Counting Outs in Hold'em

In poker, calculating your outs and chances of winning the pot is fundamental to beating no limit hold'em games, a form of the game where the pots can get big really quickly. Although it can seem like a complicated subject to grasp at first, you really don't need a mathematical mind to have a command on it.

Put simply, if you expect an opponent has the best hand, you know you need certain cards in the deck to improve your hand. The cards that you need to make the best hand are referred to as your “outs”. If you know how many cards or “outs” are needed, you can more accurately calculate the equity and chances of winning the pot during any stage of the hand.

With this information you can instantly figure out whether or not you're getting good pot odds to call even with a weak made hand, because if you get certain cards on the next street or by the river, there is a good chance of stacking your opponent.

Because it's easier calculating hand equity on the spot as a percentage, it's good to convert the ratio of pot odds as a percentage to more easily compare the two and determine if you should make the call.

The most basic principle is the hand equity, which is determined by calculating your outs must be greater then the pot odds you're getting. If the equity is greater the play is going to make money in the long term and drawing to the best hand is likely worth pursuing. If your hand equity is the exactly the same as the pot odds then it would be a break even play, which means it won't make money or lose money in the long term. The important take home point is that you never want to call when your hand equity is less then the pot equity, since this will cost you money in the long run.

Calculating your hand equity requires you to count up how many outs are needed to make the best hand during any point of a hand. You can calculate your equity for the next card or you can calculate the equity if you get to the river. Usually it's a good idea to calculate hand equity for the next card because you can expect most opponents to keep betting on the next street. Although if it's an all-in situation then that's a moot point.

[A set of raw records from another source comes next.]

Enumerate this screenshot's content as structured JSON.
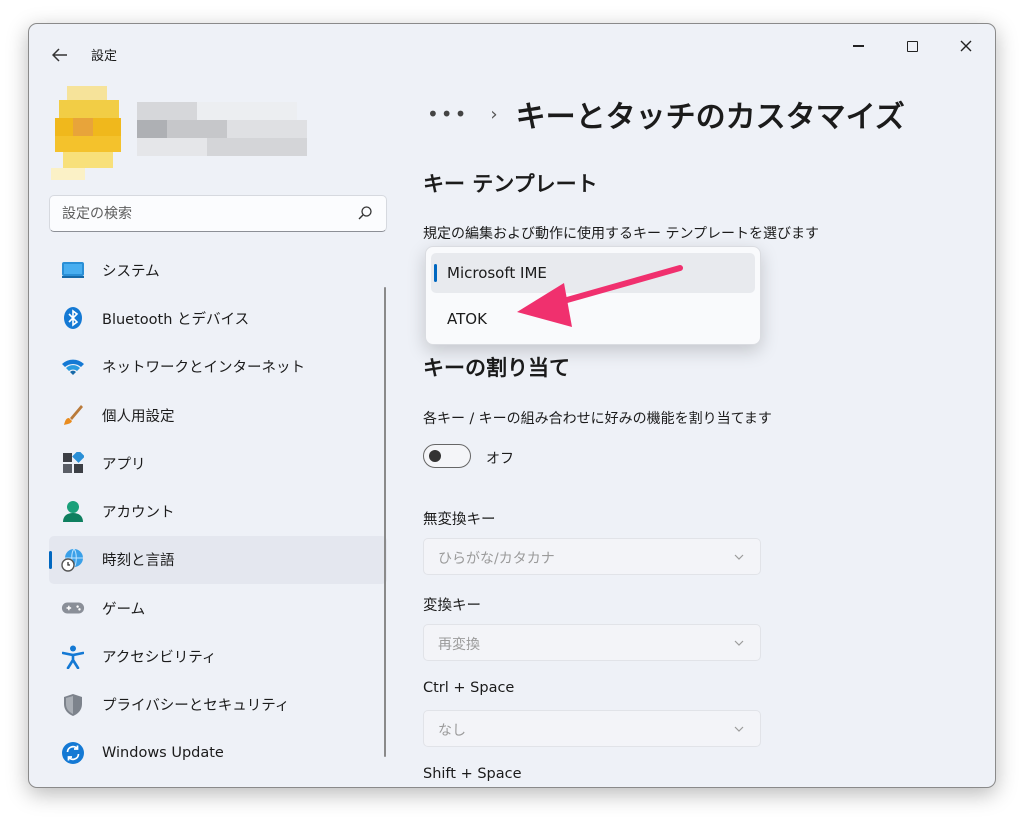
{
  "window": {
    "title": "設定",
    "back_icon": "back-arrow-icon",
    "controls": [
      "minimize-icon",
      "maximize-icon",
      "close-icon"
    ]
  },
  "search": {
    "placeholder": "設定の検索",
    "icon": "search-icon"
  },
  "sidebar": {
    "items": [
      {
        "label": "システム",
        "icon": "system-icon",
        "active": false
      },
      {
        "label": "Bluetooth とデバイス",
        "icon": "bluetooth-icon",
        "active": false
      },
      {
        "label": "ネットワークとインターネット",
        "icon": "wifi-icon",
        "active": false
      },
      {
        "label": "個人用設定",
        "icon": "brush-icon",
        "active": false
      },
      {
        "label": "アプリ",
        "icon": "apps-icon",
        "active": false
      },
      {
        "label": "アカウント",
        "icon": "account-icon",
        "active": false
      },
      {
        "label": "時刻と言語",
        "icon": "time-language-icon",
        "active": true
      },
      {
        "label": "ゲーム",
        "icon": "gamepad-icon",
        "active": false
      },
      {
        "label": "アクセシビリティ",
        "icon": "accessibility-icon",
        "active": false
      },
      {
        "label": "プライバシーとセキュリティ",
        "icon": "shield-icon",
        "active": false
      },
      {
        "label": "Windows Update",
        "icon": "update-icon",
        "active": false
      }
    ]
  },
  "breadcrumb": {
    "more": "•••",
    "separator": "›",
    "title": "キーとタッチのカスタマイズ"
  },
  "key_template": {
    "heading": "キー テンプレート",
    "description": "規定の編集および動作に使用するキー テンプレートを選びます",
    "options": [
      "Microsoft IME",
      "ATOK"
    ],
    "selected": "Microsoft IME"
  },
  "key_assign": {
    "heading": "キーの割り当て",
    "description": "各キー / キーの組み合わせに好みの機能を割り当てます",
    "toggle_state": "オフ",
    "fields": [
      {
        "label": "無変換キー",
        "value": "ひらがな/カタカナ"
      },
      {
        "label": "変換キー",
        "value": "再変換"
      },
      {
        "label": "Ctrl + Space",
        "value": "なし"
      },
      {
        "label": "Shift + Space",
        "value": ""
      }
    ]
  },
  "colors": {
    "accent": "#0067c0",
    "annotation_arrow": "#f0306e",
    "window_bg": "#eef1f7"
  }
}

So, for example, you have an open-ended straight draw with 8 outs to hit the straight. If you know you have 8 outs on the flop with 2 cards to come you calculate your equity and chances of winning like this: (8 (outs) x 2 x 2= 32%.

The decision of whether to call or fold is usually a straightforward one on the flop. If you have a decent draw you are usually always calling because even if you are not getting exactly the correct pot odds to make the call, once you factor in implied odds in the future round of betting, you're easily getting good enough odds to call. The decision of whether to draw to the best hand is usually a tougher one on the turn. As an example, if you know you have 8 outs on the turn with only 1 card to come you calculate your equity and chances of winning like this: (8 (outs) x 2 = 16%.

Generally you should be letting go of weaker draws on the turn with the exception that it's a really big pot and an opponent has only bet a small amount, giving you good pot odds to call. But even in this situation you have to fear your opponent is chasing a better draw.

A common scenario is when you pickup more equity with a combo draw on the turn such as a pair and open ended straight draw (OESD). If you can expect making two pair to make the best hand, then you know you have 8 outs with the OESD and an additional 5 outs if you hit one of your 5 cards to make trips or two pair, so you have 13 outs in total.

Using the same hand equity formula, we know with 13 outs and just the river card to come we will have a 26% (13 x 2) chance of making the best hand. If you're facing a ½ pot bet you'd getting roughly 3:1 odds and you would need to have a 25% chance of winning, which you're getting without even contemplating implied odds, so you should make the call. It really is that simple.

Finally, when you're calculating your outs that you don't count duplicate odds. Say, for example, you're trying to hit a flush, but one of the flush cards is the same as other cards you can hit to make the best hand, then you want to avoid counting the same outs twice.